Santa Cruz Ave. & Avy Ave., Menlo Park, CA 94025
Mailing Address: P.O. Box 1577, Colma, CA 94014-0577
By appointment only
9:00 a.m. – 5:00 p.m.
Established in 1872, the Church of the Nativity of Our Lord located on Oak Grove Avenue near Middlefield Road acquired the town cemetery in 1883 and named it Holy Cross Cemetery. The surrounding communities had utilized the cemetery since the late 1860’s.
Archbishop William Patrick Riordan journeyed to Menlo Park that same year to consecrate the burial grounds in this churchyard cemetery. Holy Cross of Menlo Park was fully established and serving Roman Catholic families four years prior to the first burial at Holy Cross Cemetery in Colma.
The initial layout and landscaping of Holy Cross was undertaken by world-renowned landscaper, Michael Lynch.

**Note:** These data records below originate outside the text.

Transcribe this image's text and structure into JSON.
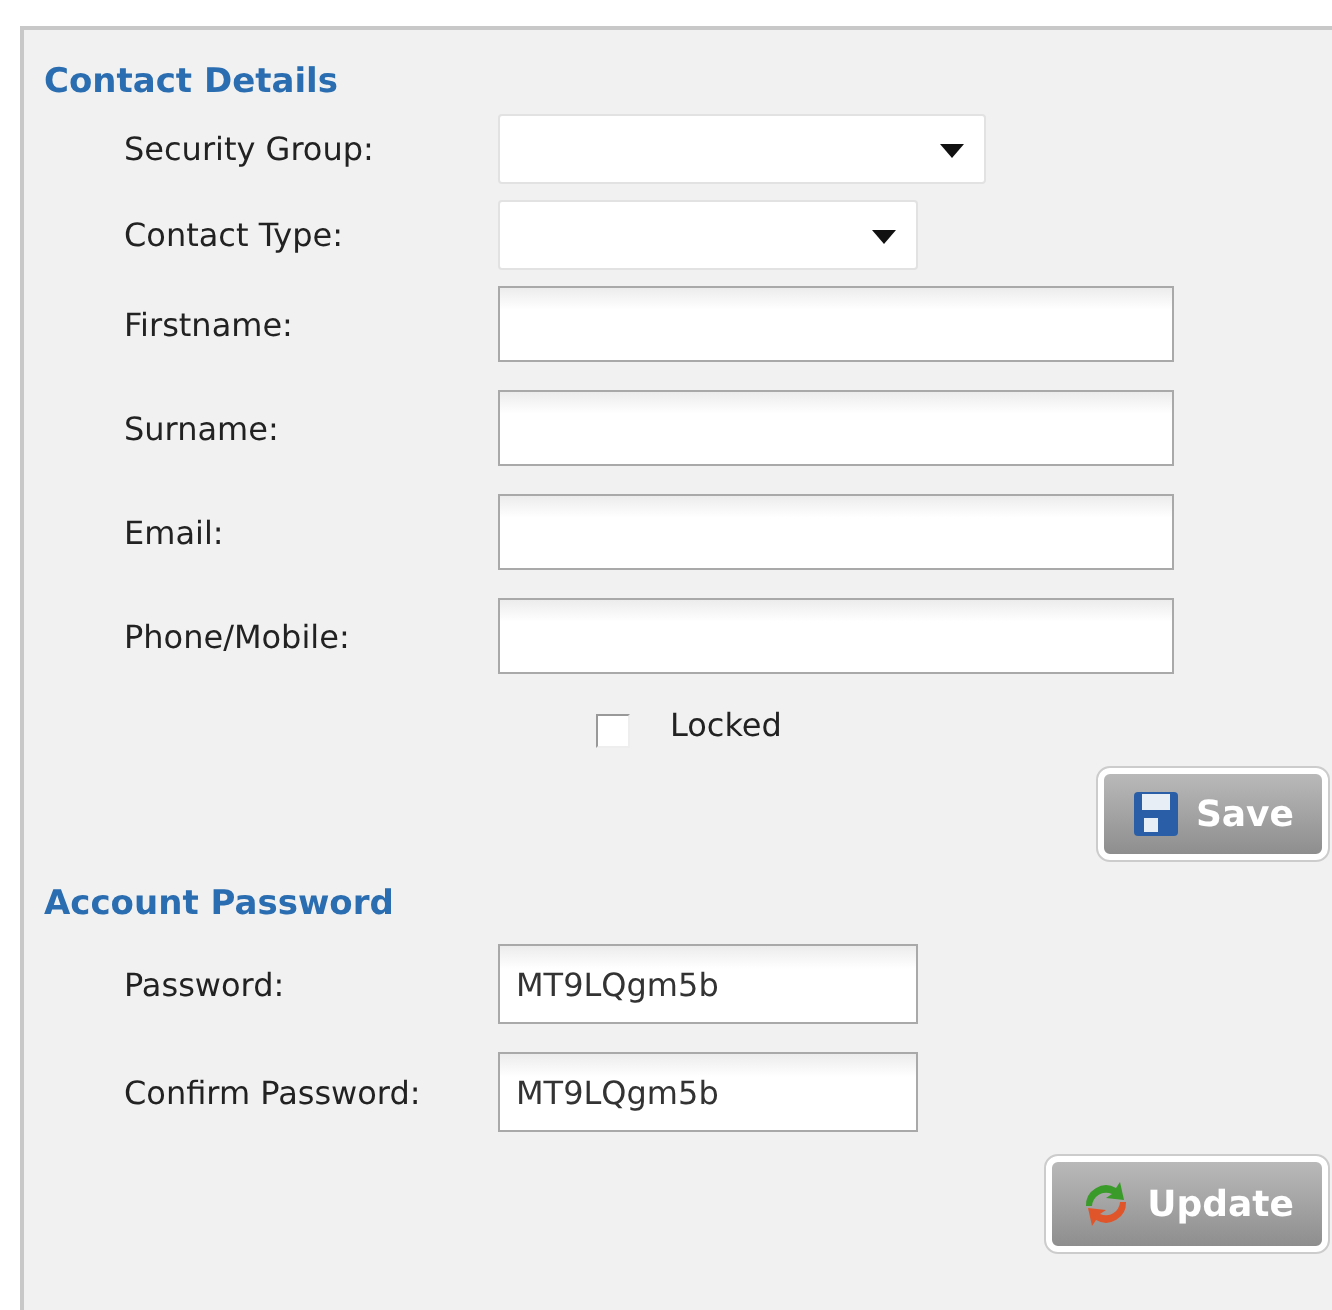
{
  "sections": [
    {
      "title": "Contact Details",
      "fields": [
        {
          "kind": "dropdown",
          "label": "Security Group:"
        },
        {
          "kind": "dropdown",
          "label": "Contact Type:"
        },
        {
          "kind": "text",
          "label": "Firstname:"
        },
        {
          "kind": "text",
          "label": "Surname:"
        },
        {
          "kind": "text",
          "label": "Email:"
        },
        {
          "kind": "text",
          "label": "Phone/Mobile:"
        }
      ],
      "checkbox": {
        "label": "Locked",
        "checked": false
      },
      "button": {
        "label": "Save",
        "kind": "save"
      }
    },
    {
      "title": "Account Password",
      "fields": [
        {
          "kind": "password",
          "label": "Password:",
          "value": "MT9LQgm5b"
        },
        {
          "kind": "password",
          "label": "Confirm Password:",
          "value": "MT9LQgm5b"
        }
      ],
      "button": {
        "label": "Update",
        "kind": "update"
      }
    }
  ]
}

His local projects included many of the grand residences of that era along with large portions of Stanford University.
In 1953, officials with Stanford University required the relocation of burials at the site of the first St. Denis Catholic Church to make way for the development of the linear accelerator. Many of these reinterments occurred at Holy Cross Cemetery on Santa Cruz Avenue. A historical marker that tells this story can be seen upon entering the cemetery by way of the main gate.
At the present time the cemetery continues to serve Catholic families in the southern portion of San Mateo County. Recent years have seen as many as 100 burials per year and the current interment register includes in excess of 5400 names. Many of these family names tell the story of the early years on this part of the Peninsula.
Notable Figures Buried at Holy Cross Menlo Park
John T. Doyle, Elena Atherton Selby, Michael Lynch, Matthew Crowe, John Murray, Giovanni Beltramo, Frank and Mary Roach, William and Margaret Warren, as well as countless other individuals who rest at Holy Cross, helped create a solid foundation for the vibrant and creative community which exists today.
- John T. Dolye (1819-1906), a San Francisco attorney, established his family estate in Menlo Park in 1868 naming it Ringwood. At the bequest of Archbishop Alemany, John Doyle successfully prevailed against the Mexican government in the International Court of The Hague. His efforts resulted in payment of several million dollars from the government of Mexico to the Roman Catholic Church of California.
- Elena Atherton Selby (1901-1918), daughter of Faxon D. Atherton married Percy Selby the son of industrialist Thomas H. Selby, the 13th Mayor of the City of San Francisco, Her short life included the leisurely, pastoral life of Atherton and the royal grandeur that was post Gold Rush San Francisco.
- Michael Lynch (1847-1918), the horticultural wonder of Menlo Park, assisted with the original layout and landscaping of Holy Cross Cemetery, along with that of St. Patrick’s Seminary, significant projects within Stanford University and many private estates including the regal Linden Towers of James C. Flood.
- Giovanni Beltramo (1860-1948), arriving in Menlo Park in 1890, John Beltramo established a retail liquor outlet that the family continues to operate today. His initial employment as an Italian immigrant was in the Cupertino vineyards of Attorney John Doyle beginning in 1882. Wine and whiskey were produced at this Menlo Park facility until Prohibition’s arrival. With repeal the family began operations again and expanded to satisfy the demand of Stanford University students and the surrounding towns.
- Pierre (1927) and Marie Larrecou (1956), arrived on the peninsula in 1893 and soon established the first full service French laundry. Prior to the arrival area families commonly sent their precious fabrics, by railroad, to San Francisco to insure proper care and handling. The Larrecou’s served an upscale clientele including Leland and Jane Stanford who entrusted them with laundering their most prized linens. The Stanford’s often entertained important dignitaries at the University including the president William McKinley.
- William Phillip McEvoy (1861-1897) was elected Sheriff of San Mateo County in 1892, 5 years later in 1897 at the height of his popularity. Sheriff McEvoy was killed in the line of duty and remains the only San Mateo County Sheriff to carry this dubious distinction. Two days after being shot while apprehending Thomas Flannelly for the admitted murder of his father, Patrick Flannelly, Sheriff McEvoy succumbed to blood poisoning with the resultant death not uncommon for that time. Only 36 years old at the time of his death, his funeral included some 220 horse drawn carriages, by far the largest cortege in the early years of San Mateo County. On June 29, 1900, Thomas Flannelly was executed by hanging at San Quentin Prison. The Flannelly Family Plot is just a short walk from that of the McEvoy family, but the grave of Thomas is not to be found at Holy Cross in Menlo Park.